So what is a company to do? Make sure you’re surrounded by people that are first rate at recruiting talent. There is always talent but remember that A’s attract A’s and B’s attract C’s. Look off the beaten trail for people that don’t want to live in the Valley or the City (or Taxachusetts for that matter). There are talent centers in the Beltway, Research Triangle, Austin and Great North West. There are also pools of talent north of the border in Ottowa, Montreal and Vancouver.
Having development centers in Tel Aviv, Shanghi and Oxford, England can work if you have the right people managing the projects (Spark companies have centers in these cities.) The H1B Work Visa effort is also an important source of technical talent. The flow has diminished as xenophobia went on the rise. Alas, the US is falling behind in producing the quality and quantity of engineering talent required to keep the armies web companies humming. The Government should do no harm. If they want to do good then they should create incentives for kids to undertake and excel in technical educations and careers.
Establishing a relationship with an outsourcer that goes beyond just work for hire can work i.e. performance-based compensation and a participation in the success of the project. In some cases it makes sense to acquire your third party developer. Groupon just did this with their CA-based iPhone developer. This is happening a lot lately.
Finding good talent will be a key differentiator for start-ups. Of course not all these companies will survive. Perhaps the growing shortage of talent is a good thing: a form of Darwinism to trim the herd when money is loose and barriers to entry are low. If so, the rich will get richer, so to speak. A lack of people to go around will drive up prices (salaries that is) and drive down the hiring barriers (companies will settle for what they can get). To boot, outsourcers and contractors will see a boon in their businesses as companies try to rent vs. buy talent.
If there were a stock market for engineering talent I’d be buying. I might also be buying futures on UI developers and derivatives on System Architects and Sys Admins. I wonder if Goldman is already doing it. They seem to know how to make money during a blight. Maybe I’ll start a stock exchange for technical talent and call it the C++SE or the NERDAQ.
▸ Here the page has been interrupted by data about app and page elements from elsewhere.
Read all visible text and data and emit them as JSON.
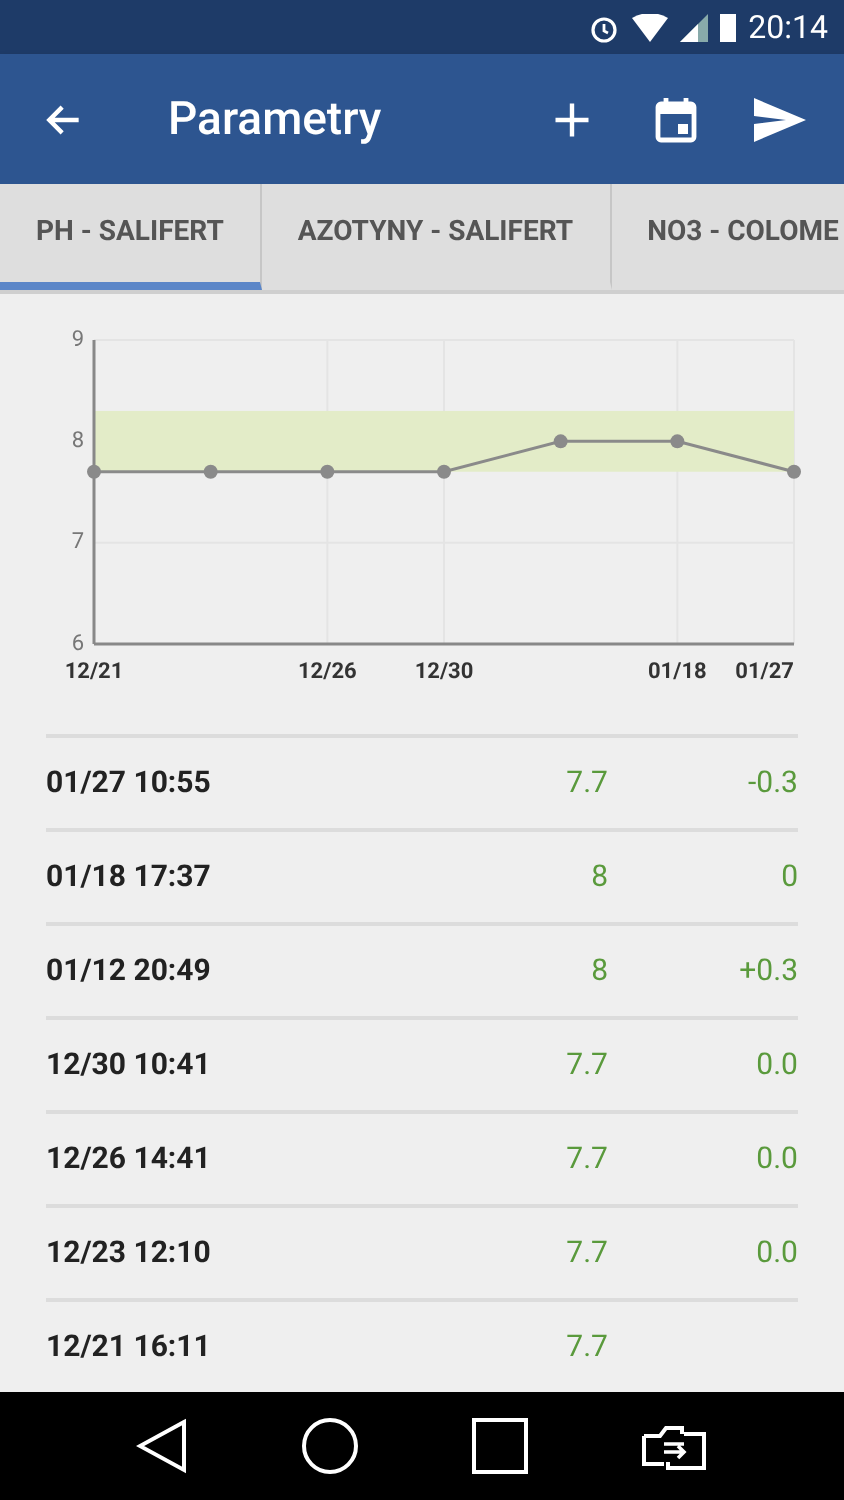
{
  "status_bar": {
    "time": "20:14"
  },
  "app_bar": {
    "title": "Parametry"
  },
  "tabs": [
    {
      "label": "PH - SALIFERT",
      "selected": true
    },
    {
      "label": "AZOTYNY - SALIFERT",
      "selected": false
    },
    {
      "label": "NO3 - COLOME",
      "selected": false
    }
  ],
  "chart_data": {
    "type": "line",
    "series": [
      {
        "color": "#8a8a8a",
        "marker": "circle",
        "values": [
          7.7,
          7.7,
          7.7,
          7.7,
          8,
          8,
          7.7
        ]
      }
    ],
    "grid": true,
    "categories": [
      "12/21",
      null,
      "12/26",
      "12/30",
      null,
      "01/18",
      "01/27"
    ],
    "ylim": [
      6,
      9
    ],
    "yticks": [
      6,
      7,
      8,
      9
    ],
    "bands": [
      {
        "axis": "y",
        "from": 7.7,
        "to": 8.3,
        "color": "#e3ecc8"
      }
    ]
  },
  "rows": [
    {
      "time": "01/27 10:55",
      "value": "7.7",
      "change": "-0.3"
    },
    {
      "time": "01/18 17:37",
      "value": "8",
      "change": "0"
    },
    {
      "time": "01/12 20:49",
      "value": "8",
      "change": "+0.3"
    },
    {
      "time": "12/30 10:41",
      "value": "7.7",
      "change": "0.0"
    },
    {
      "time": "12/26 14:41",
      "value": "7.7",
      "change": "0.0"
    },
    {
      "time": "12/23 12:10",
      "value": "7.7",
      "change": "0.0"
    },
    {
      "time": "12/21 16:11",
      "value": "7.7"
    }
  ]
}
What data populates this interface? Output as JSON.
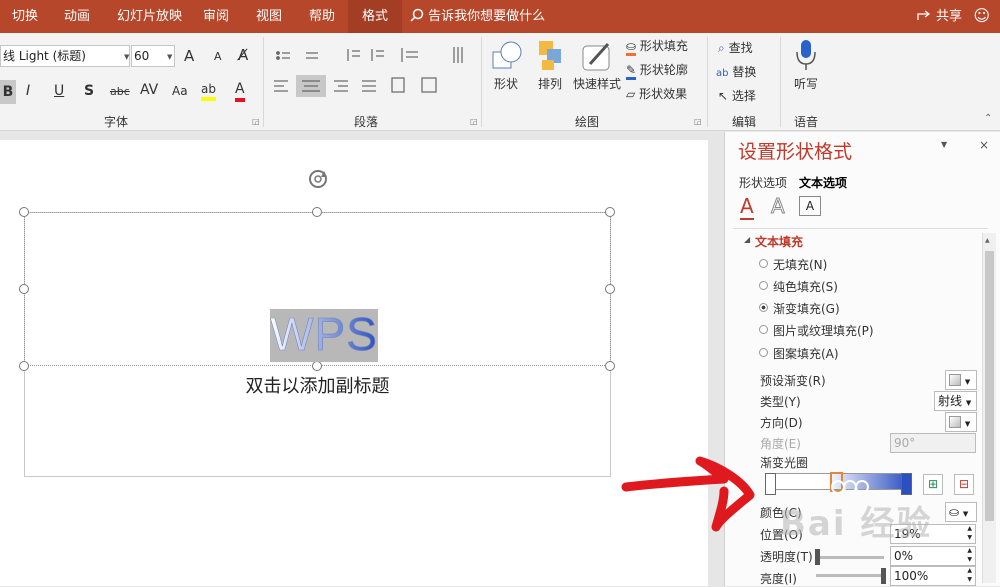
{
  "tabs": [
    "切换",
    "动画",
    "幻灯片放映",
    "审阅",
    "视图",
    "帮助",
    "格式"
  ],
  "tell_me": "告诉我你想要做什么",
  "share": "共享",
  "font": {
    "name": "线 Light (标题)",
    "size": "60",
    "bold": "B",
    "italic": "I",
    "underline": "U",
    "strike": "S",
    "spacing": "abc",
    "char_spacing": "AV",
    "case": "Aa",
    "highlight": "ab",
    "color": "A",
    "grow": "A",
    "shrink": "A",
    "label": "字体"
  },
  "paragraph": {
    "label": "段落"
  },
  "drawing": {
    "shapes": "形状",
    "arrange": "排列",
    "quick_styles": "快速样式",
    "shape_fill": "形状填充",
    "shape_outline": "形状轮廓",
    "shape_effects": "形状效果",
    "label": "绘图"
  },
  "editing": {
    "find": "查找",
    "replace": "替换",
    "select": "选择",
    "label": "编辑"
  },
  "voice": {
    "dictate": "听写",
    "label": "语音"
  },
  "slide": {
    "title_text": "WPS",
    "subtitle_placeholder": "双击以添加副标题"
  },
  "pane": {
    "title": "设置形状格式",
    "tab_shape": "形状选项",
    "tab_text": "文本选项",
    "section": "文本填充",
    "options": [
      "无填充(N)",
      "纯色填充(S)",
      "渐变填充(G)",
      "图片或纹理填充(P)",
      "图案填充(A)"
    ],
    "selected_option": "渐变填充(G)",
    "preset_gradient": "预设渐变(R)",
    "type_label": "类型(Y)",
    "type_value": "射线",
    "direction": "方向(D)",
    "angle_label": "角度(E)",
    "angle_value": "90°",
    "gradient_stops": "渐变光圈",
    "color_label": "颜色(C)",
    "position_label": "位置(O)",
    "position_value": "19%",
    "transparency_label": "透明度(T)",
    "transparency_value": "0%",
    "brightness_label": "亮度(I)",
    "brightness_value": "100%"
  },
  "watermark": "Bai 经验",
  "colors": {
    "accent": "#b7472a",
    "pane_title": "#c0392b",
    "gradient_start": "#ffffff",
    "gradient_end": "#2c4fc0",
    "annotation": "#e0191f"
  }
}
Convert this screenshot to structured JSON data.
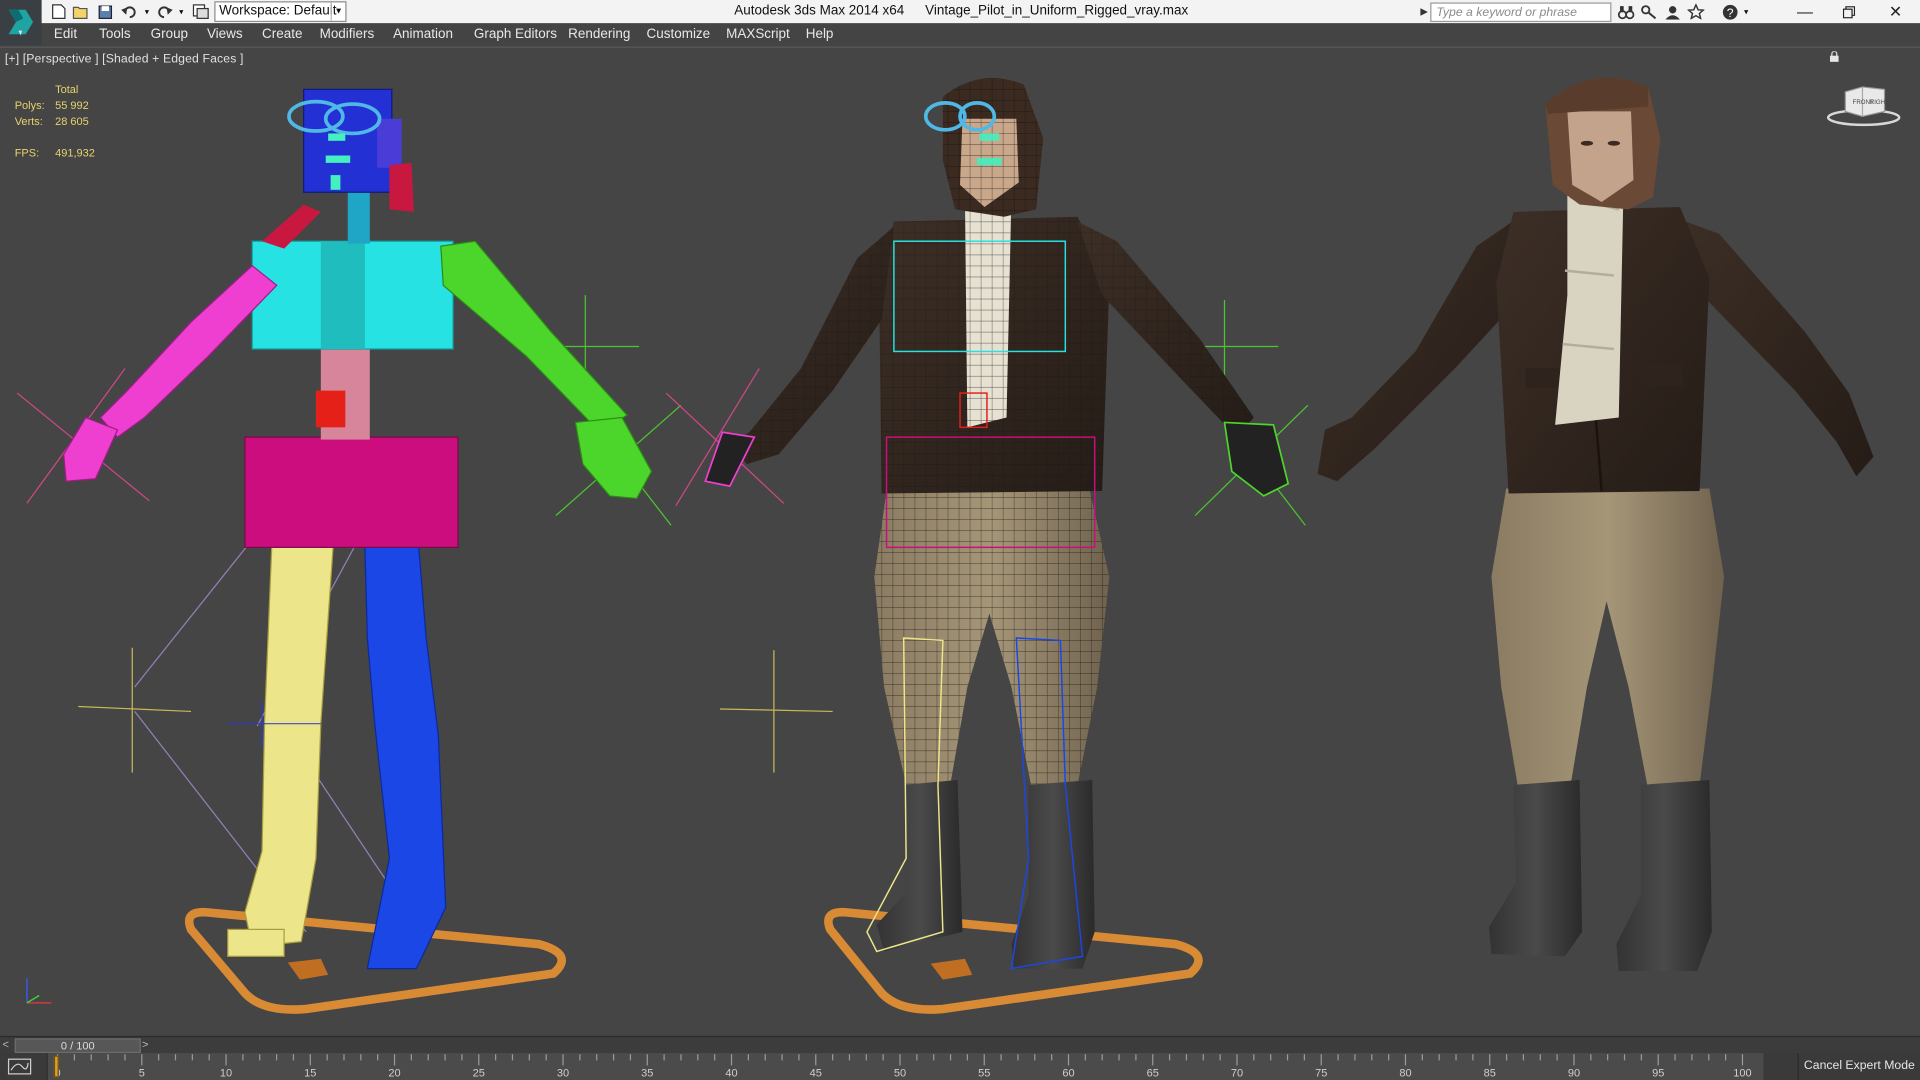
{
  "titlebar": {
    "app_name": "Autodesk 3ds Max  2014 x64",
    "file_name": "Vintage_Pilot_in_Uniform_Rigged_vray.max",
    "workspace_label": "Workspace: Default",
    "search_placeholder": "Type a keyword or phrase",
    "quick_access_icons": [
      "new-file-icon",
      "open-file-icon",
      "save-icon",
      "undo-icon",
      "redo-icon",
      "project-folder-icon"
    ],
    "help_icons": [
      "binoculars-icon",
      "key-icon",
      "user-icon",
      "star-icon",
      "help-icon"
    ],
    "window_controls": [
      "minimize",
      "restore",
      "close"
    ]
  },
  "menu": {
    "items": [
      "Edit",
      "Tools",
      "Group",
      "Views",
      "Create",
      "Modifiers",
      "Animation",
      "Graph Editors",
      "Rendering",
      "Customize",
      "MAXScript",
      "Help"
    ]
  },
  "viewport": {
    "label": "[+] [Perspective ] [Shaded + Edged Faces ]",
    "stats": {
      "header": "Total",
      "polys_label": "Polys:",
      "polys_value": "55 992",
      "verts_label": "Verts:",
      "verts_value": "28 605",
      "fps_label": "FPS:",
      "fps_value": "491,932"
    },
    "viewcube_faces": [
      "FRONT",
      "RIGHT"
    ]
  },
  "timeline": {
    "slider_label": "0 / 100",
    "current_frame": 0,
    "start": 0,
    "end": 100,
    "ticks": [
      "0",
      "5",
      "10",
      "15",
      "20",
      "25",
      "30",
      "35",
      "40",
      "45",
      "50",
      "55",
      "60",
      "65",
      "70",
      "75",
      "80",
      "85",
      "90",
      "95",
      "100"
    ]
  },
  "statusbar": {
    "cancel_expert": "Cancel Expert Mode"
  }
}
In anticipation of Apple’s new iBox product due out in 2011, we announcing a new, $100m Fund dedicated to investments in companies building Apps for the iBox. Below is a description of the product. We intend to begin evaluating companies immediately. If you are developing an iBox App, please forward a summary to Apps@iWantmyiBox.com. We were treated to a sneak peak of the iBox and were duly impressed (see enclosed photo). iBox Description: The iBox promises to revolutionize the Consumer Electronics Industry by offering, for the first time, a sleek, well designed container to carry all your Apple products. The iBox will transport and store your iPods, iPhones, MacBooks, iMacs, iPads, and Lisa products that you have accumulated. The iBox will not support non-Apple products such as MP3 players, Windows devices and Smart Phones. Initially, the iBox will not support WiFi or Cellular service. However, a subsequent version is planned with built in camera, WiFi and 4G so you can access the iBox and its contents remotely. The iBox is expected to sell for $199 for the Standard White version and $299 for the Black U2 version. Apple Stores, Best Buy and the Container Store are expected to carry the product line when available.